One of the tiniest artworks ever made has been unveiled by researchers.
The image consists of 20,000 gold nanoparticles
The image of the Sun is just 80 microns (millionths of a metre) wide, less than a tenth of the size of a pinhead.
It was made using a novel nanoprinting technique and is composed of 20,000 gold particles, each 60 nanometres (billionths of a metre) in diameter.
The printing method, outlined in the journal Nature Nanotechnology, could be used to cheaply fabricate tiny sensors and components for future microchips.
"This method opens up new ways to precisely and efficiently position various kinds of nanoparticles on different surfaces," said Heiko Wolf of IBM and one of the authors of the paper.
The computer giant, along with many other firms, is interested in manipulating particles at the nanoscale in its quest to shrink and improve the performance of future electronic devices.
The current generation of computer chips, which start production this year, already contain transistors with features just 45 nanometres wide.
IBM has previously shown off techniques for manipulating individual atoms; and the firm's researchers are no strangers to creating tiny artworks.

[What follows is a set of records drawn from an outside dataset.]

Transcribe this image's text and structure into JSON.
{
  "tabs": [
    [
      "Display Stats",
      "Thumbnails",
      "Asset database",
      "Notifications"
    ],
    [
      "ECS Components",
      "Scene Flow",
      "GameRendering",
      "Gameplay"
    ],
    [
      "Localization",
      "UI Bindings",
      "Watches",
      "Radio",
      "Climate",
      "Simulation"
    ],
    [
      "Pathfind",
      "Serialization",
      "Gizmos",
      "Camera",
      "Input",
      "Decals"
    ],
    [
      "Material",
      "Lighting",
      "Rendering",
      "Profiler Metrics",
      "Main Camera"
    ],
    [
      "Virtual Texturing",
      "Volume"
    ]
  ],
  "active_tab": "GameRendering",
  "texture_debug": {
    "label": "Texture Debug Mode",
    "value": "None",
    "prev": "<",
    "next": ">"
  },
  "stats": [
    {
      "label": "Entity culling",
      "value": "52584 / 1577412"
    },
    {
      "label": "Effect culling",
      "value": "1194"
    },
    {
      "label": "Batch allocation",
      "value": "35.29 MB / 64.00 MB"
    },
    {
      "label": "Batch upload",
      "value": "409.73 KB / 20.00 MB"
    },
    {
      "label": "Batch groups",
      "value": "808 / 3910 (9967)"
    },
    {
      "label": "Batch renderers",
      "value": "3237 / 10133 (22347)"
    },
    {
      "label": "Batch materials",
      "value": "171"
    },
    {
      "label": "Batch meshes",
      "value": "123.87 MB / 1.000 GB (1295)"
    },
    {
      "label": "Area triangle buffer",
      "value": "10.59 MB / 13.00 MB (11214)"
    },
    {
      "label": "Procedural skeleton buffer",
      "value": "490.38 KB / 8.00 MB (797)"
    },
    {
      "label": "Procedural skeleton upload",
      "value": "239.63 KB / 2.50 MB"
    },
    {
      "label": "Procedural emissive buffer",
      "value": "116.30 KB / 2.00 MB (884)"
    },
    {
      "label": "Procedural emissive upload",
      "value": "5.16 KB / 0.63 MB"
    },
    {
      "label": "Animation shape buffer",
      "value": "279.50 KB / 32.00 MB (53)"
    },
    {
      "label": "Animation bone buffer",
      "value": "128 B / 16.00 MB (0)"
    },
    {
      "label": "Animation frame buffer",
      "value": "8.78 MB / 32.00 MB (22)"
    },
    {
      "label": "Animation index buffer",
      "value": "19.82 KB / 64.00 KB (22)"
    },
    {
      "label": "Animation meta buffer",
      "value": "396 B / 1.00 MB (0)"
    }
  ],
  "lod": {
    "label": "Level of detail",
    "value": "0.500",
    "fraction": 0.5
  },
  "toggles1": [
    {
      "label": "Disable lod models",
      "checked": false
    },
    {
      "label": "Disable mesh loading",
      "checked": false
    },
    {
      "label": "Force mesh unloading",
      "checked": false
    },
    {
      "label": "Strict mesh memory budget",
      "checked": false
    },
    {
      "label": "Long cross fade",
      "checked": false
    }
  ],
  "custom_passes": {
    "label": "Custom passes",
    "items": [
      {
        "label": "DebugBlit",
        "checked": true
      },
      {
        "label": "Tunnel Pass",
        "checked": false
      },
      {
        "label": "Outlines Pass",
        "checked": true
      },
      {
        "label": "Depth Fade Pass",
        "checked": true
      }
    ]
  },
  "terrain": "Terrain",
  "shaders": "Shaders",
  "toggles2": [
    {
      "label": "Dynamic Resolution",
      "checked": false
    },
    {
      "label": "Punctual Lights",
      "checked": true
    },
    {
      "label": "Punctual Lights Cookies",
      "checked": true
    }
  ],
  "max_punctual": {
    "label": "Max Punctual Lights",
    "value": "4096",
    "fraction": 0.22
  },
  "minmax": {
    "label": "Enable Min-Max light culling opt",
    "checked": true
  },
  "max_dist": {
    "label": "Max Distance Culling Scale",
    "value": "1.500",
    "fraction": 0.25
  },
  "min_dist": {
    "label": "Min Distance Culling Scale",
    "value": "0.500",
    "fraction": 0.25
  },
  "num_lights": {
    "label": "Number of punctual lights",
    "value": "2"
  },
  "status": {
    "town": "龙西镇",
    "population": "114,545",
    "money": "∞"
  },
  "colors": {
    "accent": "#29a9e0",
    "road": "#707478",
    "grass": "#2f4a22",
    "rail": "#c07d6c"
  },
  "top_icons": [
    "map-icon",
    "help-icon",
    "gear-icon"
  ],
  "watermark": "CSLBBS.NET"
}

IBM researchers are no strangers to producing tiny artworks
In 1990, scientists from the firm demonstrated a method for moving individual atoms using a scanning tunnelling microscope. The first structure they created spelt "IBM".
But processes like this are too expensive and time consuming to be used to mass produce products.
The new printing method offers a solution, according to IBM.
To print an image, an "ink" made of nanoparticles suspended in an aqueous solution is washed over a soft silicone template. A substrate of glass or silicon, for example, is then laid on top.
The image is transferred because the ink is more attracted to the substrate than it is to the stencil.
According to the researchers, the process is efficient, reproducible and can lay down combinations of different materials such as metals, polymers, semiconductors, and oxides.
To demonstrate the capabilities of the process, the team reproduced Robert Fludd's 17th Century drawing of the Sun using microscopic gold particles printed on to silicon.
Tobias Kraus, also of IBM, said that the technique produced images with a resolution "three orders of magnitude higher than in conventional printing".
The firm believes the technique could be used to print nano-circuits for tiny high performance chips as well as being used to produce tiny sensors to monitor diseases in the body.
"These are quite fundamental things that could go very broadly," Gina-Luca Bona of IBM told the Associated Press.
The work was carried out in collaboration with ETH in Zurich.